A tuberculosis outbreak at Stafford Creek Corrections Center has spurred fears among incarcerated people and their families over whether correctional officials are properly responding to the serious and sometimes fatal infectious disease.

The cluster of 17 cases of active TB disease at the prison have helped drive what state health officials described last week as Washington’s largest TB outbreak in two decades. The state has recorded 70 cases so far this year.

Some of those incarcerated at Stafford Creek have raised alarms at the Aberdeen prison — recently hammered by state investigators for flouting pandemic safety measures — questioning whether the state Department of Corrections is capable of handling the outbreak.

“I have a grave concern, not just for myself but for everybody,” said Theodore Rhone, 64, who lives in a minimum security unit at the prison and described his risk factors as including diabetes, high blood pressure and getting previously stabbed in the heart.

Speaking by phone Monday, May 2, Rhone said his worries are based in part on what he has seen during the COVID-19 pandemic, which infected many at the prison, killing five incarcerated people and three employees — the highest toll at any of Washington’s dozen prisons. “They haven’t handled anything,” he said.

In December 2021, state regulators fined the DOC $60,000 for failing to enforce pandemic protective measures at Stafford Creek. An investigation by the state Department of Labor and Industries cited the agency for a “willful serious violation,” finding failures to enforce distancing measures and ensure that staff members were wearing masks.

Another man among the 1,800 incarcerated at Stafford Creek said he has tested positive for a latent TB infection.

“I got it here. I am furious about it,” said the man, who requested anonymity out of concern over possible retaliation. “There could be potentially people leaving this facility and entering their communities and possibly spreading a virus that is laying dormant.”

Persons with latent TB have no symptoms and cannot spread it to others. Without treatment, about 5 percent to 10 percent of people with such infections will develop active TB disease, which is infectious, within two years, according to the Centers for Disease Control and Prevention. An estimated 200,000 people in Washington have inactive TB.

The 17 cases disclosed at Stafford Creek are active TB disease cases, according to the state Board of Health. Those people are in stable condition and are receiving medication “per clinical guidelines,” DOC spokesperson Tobby Hatley said in an email.

The DOC has been testing staff and incarcerated people at the prison, Dr. MaryAnn Curl, the agency’s chief medical officer said in a statement last week, providing no further details.

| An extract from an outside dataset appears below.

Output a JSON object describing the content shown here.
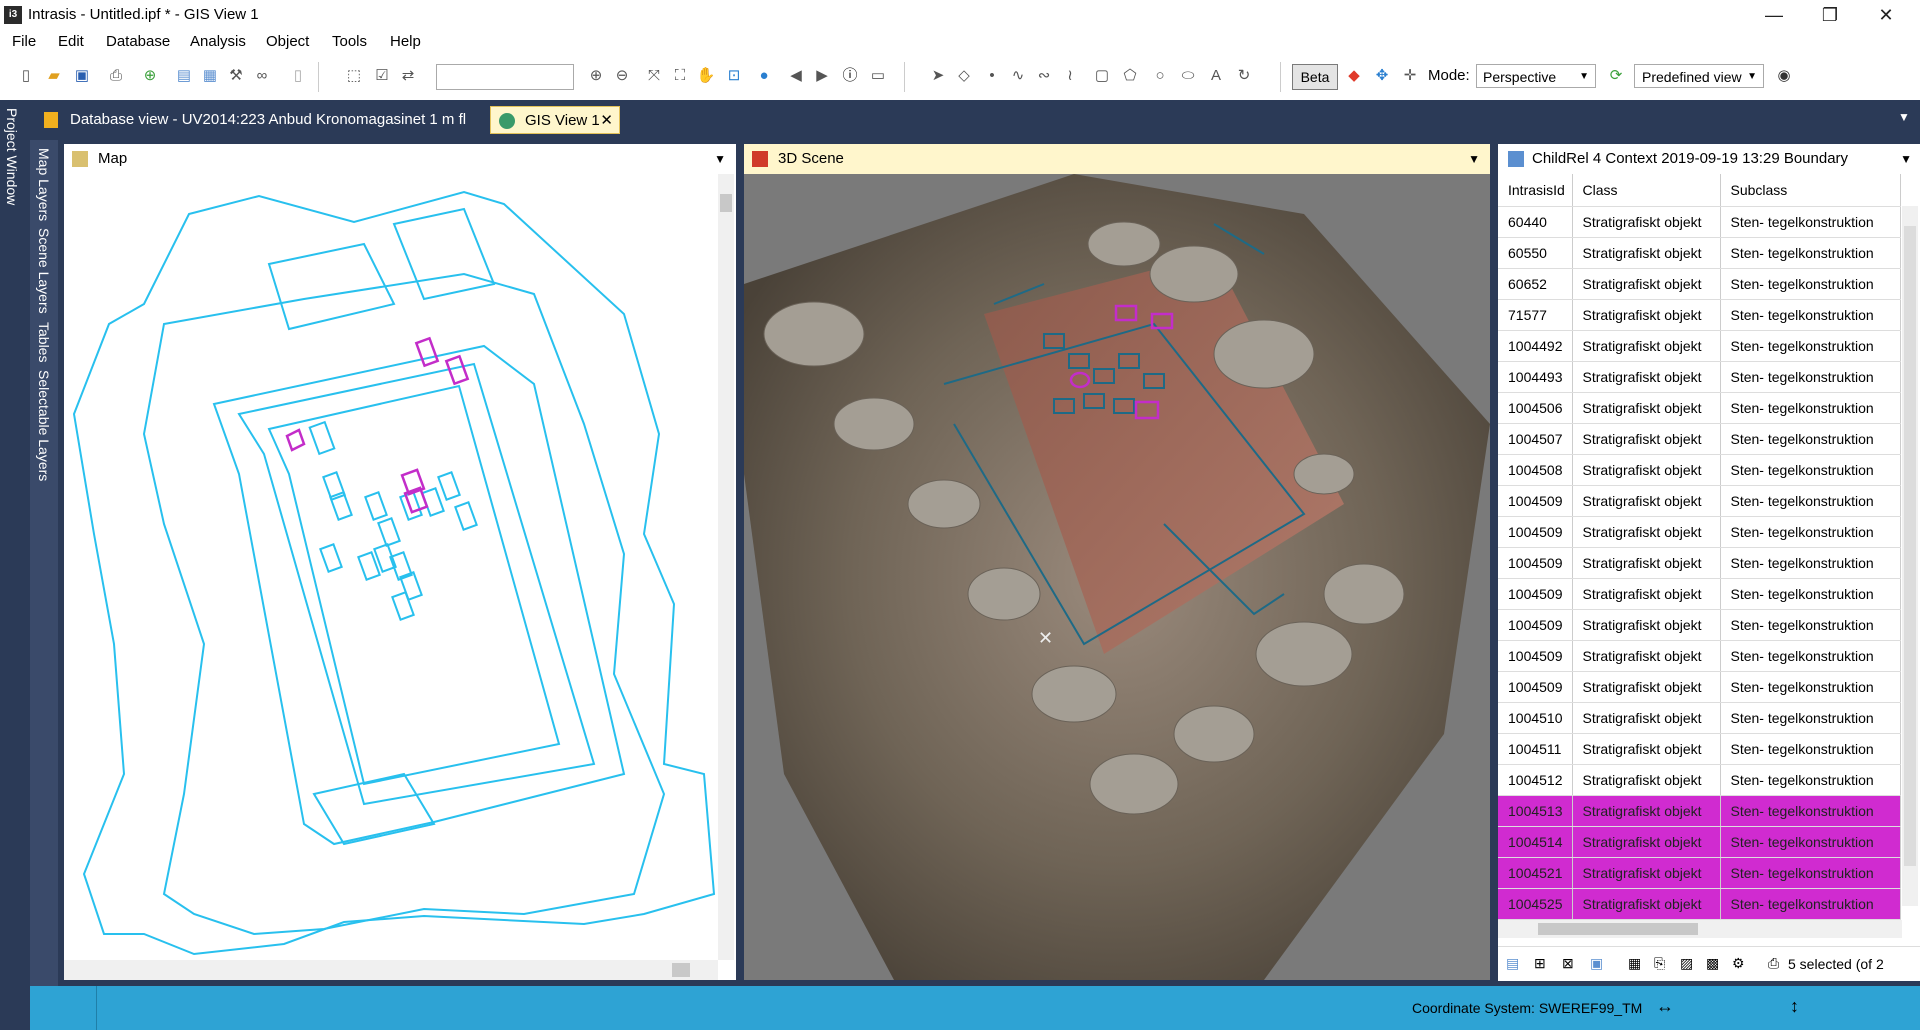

DOC declined to make medical staff or media spokespeople available for phone interviews regarding the outbreak. The agency has not stated how many people associated with the prison have tested positive for latent TB.

The number of active TB cases has grown over the past month and a half. As of March 14, the prison had reported 11 active cases, according to a memo sent to staff and incarcerated people and their families by Ron Haynes, the superintendent of Stafford Creek.

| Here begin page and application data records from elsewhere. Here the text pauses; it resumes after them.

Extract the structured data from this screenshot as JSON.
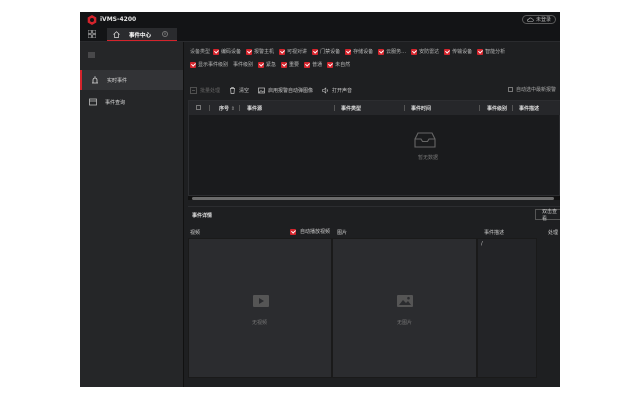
{
  "window": {
    "app_title": "iVMS-4200",
    "cloud_label": "未登录"
  },
  "tabs": [
    {
      "label": "事件中心"
    }
  ],
  "sidebar": {
    "items": [
      {
        "label": "实时事件",
        "active": true
      },
      {
        "label": "事件查询",
        "active": false
      }
    ]
  },
  "filters": {
    "row1_label": "设备类型",
    "row1_items": [
      "编码设备",
      "报警主机",
      "可视对讲",
      "门禁设备",
      "存储设备",
      "云服务…",
      "安防雷达",
      "传输设备",
      "智能分析"
    ],
    "row2_items": [
      "显示事件级别",
      "事件级别",
      "紧急",
      "重要",
      "普通",
      "未自然"
    ]
  },
  "toolbar": {
    "handle": "批量处理",
    "clear": "清空",
    "popup_image": "启用报警自动弹图像",
    "sound": "打开声音",
    "auto_select": "自动选中最新报警"
  },
  "table": {
    "columns": [
      "序号",
      "事件源",
      "事件类型",
      "事件时间",
      "事件级别",
      "事件描述"
    ],
    "empty_text": "暂无数据"
  },
  "detail": {
    "title": "事件详情",
    "button": "双击查看",
    "video_label": "视频",
    "autoplay_label": "自动播放视频",
    "picture_label": "图片",
    "desc_label": "事件描述",
    "desc_value": "/",
    "handle_label": "处理",
    "no_video": "无视频",
    "no_picture": "无图片"
  },
  "colors": {
    "accent": "#d4242c",
    "background": "#1e1f21",
    "sidebar": "#252628"
  }
}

Tuberculosis is caused by a bacterium that usually attacks the lungs, causing symptoms including coughing, fever, night sweats, chest pain and weight loss. The disease has become increasingly rare in the U.S., but killed 1.5 million globally in 2020, according to the World Health Organization. In Washington, seven TB patients died between 2017 and 2021, according to a state health department spokesperson.

The general public is not at risk for TB, said Monica Pecha, senior epidemiologist and tuberculosis program manager for the state Department of Health. Infections are typically caused by repeated exposure to someone with active symptoms.

“Going to the grocery store for instance would not be considered an exposure or a risk factor,” Pecha said in an interview.

But people who live or work in congregate settings, such as homeless shelters, long-term care facilities, hospitals and prisons, are at greater danger due to shared air spaces, according to the CDC.